It took being overseas during COVID lockdowns for me to see how much family means to me


Steven Shaw (second from the right in the back row) learned how much family means to him while in England during a COVID lockdown.

Steven Shaw, Executive Editor

It’s hard to place when I grew to find so much of my identity through family. I’m the second oldest of six kids and remember being a normal, apathetic teenage recluse.  It wasn’t until I moved to England at 19 years old that I realized how much they meant to me.

I moved overseas in the middle of the COVID-19 pandemic, August 2020. At the time, it had looked like restrictions would be lifting and the world was returning to normalcy.

Unfortunately, the looks were deceiving.

Soon after landing and going through a two-week quarantine, the U.K. went into another lockdown. While the husband and wife who hosted me in their flat were nice, they couldn’t provide anything like the warm, full house I was used to in Texas.

The volunteer work I had come to England to do went virtual, and I spent months living with minimal social interactions, only seeing my family through a screen once a week.

At the end of November, the U.K. government announced it was lifting international restrictions for the holidays. I remember the surreal excitement I felt when my dad texted me saying if I wanted to visit home for Christmas, he’d pay for my flights.

December quickly became a daily countdown to my homecoming. I landed in Texas two days before the holiday, having for weeks kept the visit a surprise from the rest of my siblings.

My parents had arranged a giant Christmas box for me to hide in under the tree and, after wrapping me in it, called my siblings into the room. I jumped out as they started to unwrap the mystery present, and hugs and tears quickly followed.

This instant represented a big moment of vulnerability for me. For the first time, I openly, emotionally displayed what my family meant to me.

It was only after a year of homesickness abroad that I was able to appreciate how much healing my family brought and how much joy they could provide. It doesn’t take much, just the occasional dinner at Olive Garden or movie night, to remind me of who I am and where I’ve come from.

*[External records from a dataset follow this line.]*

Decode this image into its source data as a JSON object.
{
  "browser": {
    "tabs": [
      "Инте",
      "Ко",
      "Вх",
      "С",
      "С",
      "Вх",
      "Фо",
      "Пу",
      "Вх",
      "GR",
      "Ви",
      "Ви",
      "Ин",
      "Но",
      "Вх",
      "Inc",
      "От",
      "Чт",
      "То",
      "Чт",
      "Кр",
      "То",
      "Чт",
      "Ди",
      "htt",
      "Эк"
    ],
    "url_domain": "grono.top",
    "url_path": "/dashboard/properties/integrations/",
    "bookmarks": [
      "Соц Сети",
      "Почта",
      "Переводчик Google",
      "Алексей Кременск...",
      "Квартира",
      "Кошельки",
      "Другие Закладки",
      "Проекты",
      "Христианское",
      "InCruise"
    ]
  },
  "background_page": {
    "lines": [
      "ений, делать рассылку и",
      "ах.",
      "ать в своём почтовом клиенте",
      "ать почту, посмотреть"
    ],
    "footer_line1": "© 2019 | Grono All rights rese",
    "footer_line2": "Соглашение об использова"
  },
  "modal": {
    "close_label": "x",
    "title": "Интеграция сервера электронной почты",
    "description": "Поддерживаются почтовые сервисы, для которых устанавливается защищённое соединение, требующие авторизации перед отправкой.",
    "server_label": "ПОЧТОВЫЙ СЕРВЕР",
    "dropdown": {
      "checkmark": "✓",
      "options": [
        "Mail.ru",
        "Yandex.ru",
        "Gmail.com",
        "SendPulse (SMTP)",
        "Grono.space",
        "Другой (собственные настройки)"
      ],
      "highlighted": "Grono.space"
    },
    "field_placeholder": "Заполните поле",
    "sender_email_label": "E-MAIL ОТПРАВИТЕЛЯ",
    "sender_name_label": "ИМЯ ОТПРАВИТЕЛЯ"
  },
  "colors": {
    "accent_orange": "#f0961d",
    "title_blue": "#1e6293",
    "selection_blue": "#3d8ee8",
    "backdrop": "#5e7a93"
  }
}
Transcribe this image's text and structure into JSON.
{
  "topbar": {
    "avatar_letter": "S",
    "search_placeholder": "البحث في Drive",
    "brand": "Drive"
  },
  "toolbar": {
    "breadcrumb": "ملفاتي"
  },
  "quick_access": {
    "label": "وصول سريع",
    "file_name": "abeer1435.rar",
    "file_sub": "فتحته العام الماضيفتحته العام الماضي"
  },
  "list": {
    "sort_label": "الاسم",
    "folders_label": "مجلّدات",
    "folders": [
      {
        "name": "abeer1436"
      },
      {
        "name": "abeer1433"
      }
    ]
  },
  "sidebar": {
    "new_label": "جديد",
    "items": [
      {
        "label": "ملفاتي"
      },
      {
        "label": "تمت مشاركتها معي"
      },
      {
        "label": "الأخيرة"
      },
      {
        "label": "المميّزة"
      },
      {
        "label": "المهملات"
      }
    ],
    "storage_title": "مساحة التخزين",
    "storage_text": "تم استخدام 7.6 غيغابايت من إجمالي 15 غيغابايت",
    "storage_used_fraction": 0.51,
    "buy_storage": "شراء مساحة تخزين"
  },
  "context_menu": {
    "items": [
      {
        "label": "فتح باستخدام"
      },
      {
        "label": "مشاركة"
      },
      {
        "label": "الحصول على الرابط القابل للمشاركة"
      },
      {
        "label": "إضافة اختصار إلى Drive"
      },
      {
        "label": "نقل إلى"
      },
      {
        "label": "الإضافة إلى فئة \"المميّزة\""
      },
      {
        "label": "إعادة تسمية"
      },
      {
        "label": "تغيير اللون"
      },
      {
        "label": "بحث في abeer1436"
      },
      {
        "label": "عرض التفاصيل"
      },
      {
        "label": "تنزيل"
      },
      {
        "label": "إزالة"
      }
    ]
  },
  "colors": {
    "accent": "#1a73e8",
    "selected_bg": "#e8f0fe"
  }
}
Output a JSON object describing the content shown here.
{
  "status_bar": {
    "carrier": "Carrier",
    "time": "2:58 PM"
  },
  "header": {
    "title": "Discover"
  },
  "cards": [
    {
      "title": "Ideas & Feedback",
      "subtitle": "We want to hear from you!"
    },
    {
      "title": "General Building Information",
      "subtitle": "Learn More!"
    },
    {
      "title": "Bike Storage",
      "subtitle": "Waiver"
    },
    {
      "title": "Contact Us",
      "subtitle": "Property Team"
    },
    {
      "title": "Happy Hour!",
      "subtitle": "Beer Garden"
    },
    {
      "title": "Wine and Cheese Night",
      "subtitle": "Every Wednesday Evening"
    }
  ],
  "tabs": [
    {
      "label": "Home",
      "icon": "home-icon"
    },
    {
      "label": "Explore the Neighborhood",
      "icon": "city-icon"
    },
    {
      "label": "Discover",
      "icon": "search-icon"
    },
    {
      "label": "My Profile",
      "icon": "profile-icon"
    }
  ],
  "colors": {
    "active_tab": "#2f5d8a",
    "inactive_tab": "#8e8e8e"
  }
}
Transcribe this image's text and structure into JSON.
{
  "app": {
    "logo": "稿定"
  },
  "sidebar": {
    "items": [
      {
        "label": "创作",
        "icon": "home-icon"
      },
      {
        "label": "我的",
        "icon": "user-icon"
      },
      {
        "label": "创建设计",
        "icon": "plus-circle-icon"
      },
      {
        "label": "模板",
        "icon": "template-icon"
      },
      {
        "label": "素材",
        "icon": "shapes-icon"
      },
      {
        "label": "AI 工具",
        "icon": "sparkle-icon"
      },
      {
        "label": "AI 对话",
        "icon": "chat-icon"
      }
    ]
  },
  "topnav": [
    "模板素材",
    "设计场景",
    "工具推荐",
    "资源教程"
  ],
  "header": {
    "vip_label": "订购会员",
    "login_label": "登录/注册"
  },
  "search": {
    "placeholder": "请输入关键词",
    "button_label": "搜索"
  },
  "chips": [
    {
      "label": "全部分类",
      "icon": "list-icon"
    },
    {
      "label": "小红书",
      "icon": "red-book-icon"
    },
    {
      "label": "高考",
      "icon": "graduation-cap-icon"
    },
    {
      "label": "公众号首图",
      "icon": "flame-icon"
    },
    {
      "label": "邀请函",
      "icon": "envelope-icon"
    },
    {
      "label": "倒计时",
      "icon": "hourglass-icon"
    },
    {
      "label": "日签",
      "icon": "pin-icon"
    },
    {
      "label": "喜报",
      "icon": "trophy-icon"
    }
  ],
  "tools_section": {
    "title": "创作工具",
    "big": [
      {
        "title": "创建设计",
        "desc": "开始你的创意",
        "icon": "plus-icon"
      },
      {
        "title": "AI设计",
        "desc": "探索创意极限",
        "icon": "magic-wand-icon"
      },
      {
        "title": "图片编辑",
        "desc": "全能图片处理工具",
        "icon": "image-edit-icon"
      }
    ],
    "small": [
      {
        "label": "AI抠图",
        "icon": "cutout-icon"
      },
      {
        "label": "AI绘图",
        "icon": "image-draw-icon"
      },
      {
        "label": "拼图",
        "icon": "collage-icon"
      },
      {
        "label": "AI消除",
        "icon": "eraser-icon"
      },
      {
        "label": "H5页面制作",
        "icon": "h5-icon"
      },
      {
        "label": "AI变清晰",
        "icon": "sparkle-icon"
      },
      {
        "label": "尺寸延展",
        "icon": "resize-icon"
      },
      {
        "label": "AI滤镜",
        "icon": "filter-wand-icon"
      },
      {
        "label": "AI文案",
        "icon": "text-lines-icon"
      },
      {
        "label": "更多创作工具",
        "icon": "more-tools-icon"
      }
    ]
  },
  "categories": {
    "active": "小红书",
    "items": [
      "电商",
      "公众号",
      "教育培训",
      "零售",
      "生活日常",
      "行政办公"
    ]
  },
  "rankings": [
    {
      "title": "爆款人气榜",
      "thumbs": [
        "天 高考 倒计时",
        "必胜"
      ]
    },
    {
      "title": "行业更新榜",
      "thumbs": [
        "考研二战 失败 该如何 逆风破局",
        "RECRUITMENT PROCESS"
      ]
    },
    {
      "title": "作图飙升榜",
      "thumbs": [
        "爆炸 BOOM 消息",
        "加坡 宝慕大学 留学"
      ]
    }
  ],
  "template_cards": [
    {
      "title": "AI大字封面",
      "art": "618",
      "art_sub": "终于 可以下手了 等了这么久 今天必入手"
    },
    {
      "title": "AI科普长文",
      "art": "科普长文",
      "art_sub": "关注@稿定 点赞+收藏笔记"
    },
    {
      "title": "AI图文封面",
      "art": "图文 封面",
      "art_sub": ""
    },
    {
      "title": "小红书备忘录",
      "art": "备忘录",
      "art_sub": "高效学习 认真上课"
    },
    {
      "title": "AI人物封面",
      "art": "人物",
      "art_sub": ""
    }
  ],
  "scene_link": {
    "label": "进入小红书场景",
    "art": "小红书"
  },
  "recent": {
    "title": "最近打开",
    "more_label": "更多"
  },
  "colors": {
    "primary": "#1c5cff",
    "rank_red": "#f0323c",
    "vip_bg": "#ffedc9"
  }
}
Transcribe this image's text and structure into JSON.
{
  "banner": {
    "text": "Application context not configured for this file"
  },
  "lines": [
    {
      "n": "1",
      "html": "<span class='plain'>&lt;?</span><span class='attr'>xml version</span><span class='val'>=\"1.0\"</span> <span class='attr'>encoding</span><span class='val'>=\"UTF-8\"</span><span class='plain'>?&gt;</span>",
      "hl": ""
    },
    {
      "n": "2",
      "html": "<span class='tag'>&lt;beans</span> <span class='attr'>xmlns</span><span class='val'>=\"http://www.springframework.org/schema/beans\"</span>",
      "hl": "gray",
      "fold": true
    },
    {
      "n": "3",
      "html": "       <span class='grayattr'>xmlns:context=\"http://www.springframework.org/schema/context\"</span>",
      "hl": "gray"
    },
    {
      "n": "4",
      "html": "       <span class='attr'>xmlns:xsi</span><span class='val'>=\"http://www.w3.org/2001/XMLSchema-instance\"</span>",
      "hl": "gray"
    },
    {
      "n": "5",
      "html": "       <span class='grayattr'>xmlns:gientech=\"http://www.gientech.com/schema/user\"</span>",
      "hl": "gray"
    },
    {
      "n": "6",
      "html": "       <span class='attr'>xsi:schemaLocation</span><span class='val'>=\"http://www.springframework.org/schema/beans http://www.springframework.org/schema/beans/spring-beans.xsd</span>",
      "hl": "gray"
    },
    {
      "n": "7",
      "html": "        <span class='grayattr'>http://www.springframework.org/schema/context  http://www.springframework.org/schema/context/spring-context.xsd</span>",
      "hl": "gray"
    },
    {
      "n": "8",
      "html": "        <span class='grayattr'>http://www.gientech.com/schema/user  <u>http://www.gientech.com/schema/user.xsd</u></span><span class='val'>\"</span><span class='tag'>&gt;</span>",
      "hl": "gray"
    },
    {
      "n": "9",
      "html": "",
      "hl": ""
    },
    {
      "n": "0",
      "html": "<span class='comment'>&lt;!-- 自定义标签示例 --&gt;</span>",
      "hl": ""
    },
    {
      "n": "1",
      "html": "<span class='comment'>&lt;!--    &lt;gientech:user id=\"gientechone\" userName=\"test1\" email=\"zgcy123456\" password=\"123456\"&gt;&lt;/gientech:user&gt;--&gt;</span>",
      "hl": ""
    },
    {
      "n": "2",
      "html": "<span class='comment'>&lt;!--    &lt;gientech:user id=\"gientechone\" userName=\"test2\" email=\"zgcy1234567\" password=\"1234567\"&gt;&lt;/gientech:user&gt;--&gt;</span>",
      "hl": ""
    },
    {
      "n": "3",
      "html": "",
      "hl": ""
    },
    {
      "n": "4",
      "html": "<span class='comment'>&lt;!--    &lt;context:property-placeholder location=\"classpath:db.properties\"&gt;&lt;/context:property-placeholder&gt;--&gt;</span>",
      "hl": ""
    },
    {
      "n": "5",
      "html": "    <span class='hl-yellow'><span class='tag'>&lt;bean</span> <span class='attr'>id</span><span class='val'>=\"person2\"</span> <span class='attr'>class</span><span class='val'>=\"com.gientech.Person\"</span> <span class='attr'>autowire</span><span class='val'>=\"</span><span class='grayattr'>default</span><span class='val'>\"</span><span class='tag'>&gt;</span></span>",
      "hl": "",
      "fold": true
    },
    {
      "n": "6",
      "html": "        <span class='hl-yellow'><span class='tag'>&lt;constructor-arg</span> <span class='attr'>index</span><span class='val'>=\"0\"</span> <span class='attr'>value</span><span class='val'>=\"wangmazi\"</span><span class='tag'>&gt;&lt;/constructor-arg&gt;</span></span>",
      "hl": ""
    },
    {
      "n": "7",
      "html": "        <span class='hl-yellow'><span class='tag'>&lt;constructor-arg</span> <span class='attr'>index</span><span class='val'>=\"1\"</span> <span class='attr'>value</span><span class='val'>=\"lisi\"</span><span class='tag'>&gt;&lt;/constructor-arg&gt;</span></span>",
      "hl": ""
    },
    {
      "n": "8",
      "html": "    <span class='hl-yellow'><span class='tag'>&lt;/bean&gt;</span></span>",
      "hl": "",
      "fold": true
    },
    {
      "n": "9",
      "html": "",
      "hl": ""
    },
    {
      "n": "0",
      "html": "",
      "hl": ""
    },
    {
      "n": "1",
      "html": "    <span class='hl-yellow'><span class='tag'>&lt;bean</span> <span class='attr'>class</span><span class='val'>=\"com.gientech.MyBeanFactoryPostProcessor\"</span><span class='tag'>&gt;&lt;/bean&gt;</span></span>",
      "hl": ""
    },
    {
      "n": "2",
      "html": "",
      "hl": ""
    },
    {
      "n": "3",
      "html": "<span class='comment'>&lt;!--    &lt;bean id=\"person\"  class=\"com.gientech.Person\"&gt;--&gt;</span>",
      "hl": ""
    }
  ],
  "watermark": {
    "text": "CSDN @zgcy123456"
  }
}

Though we’re now all in different stages of life, my siblings grew up in pairs. My older sister and I are in our early twenties, two of my younger sisters are in the midst of their high-school years and my youngest brother and sister still innocently wander through the ages of waning childhood.

It’s not our similarities that make us close, but the continual commitment to keep up with each other. The habit of reminiscing on shared memories, the intentional group-chat joke and the vital birthday dinners at restaurants.

Like I learned in England, family looks like more than just blood, but a consistent connection.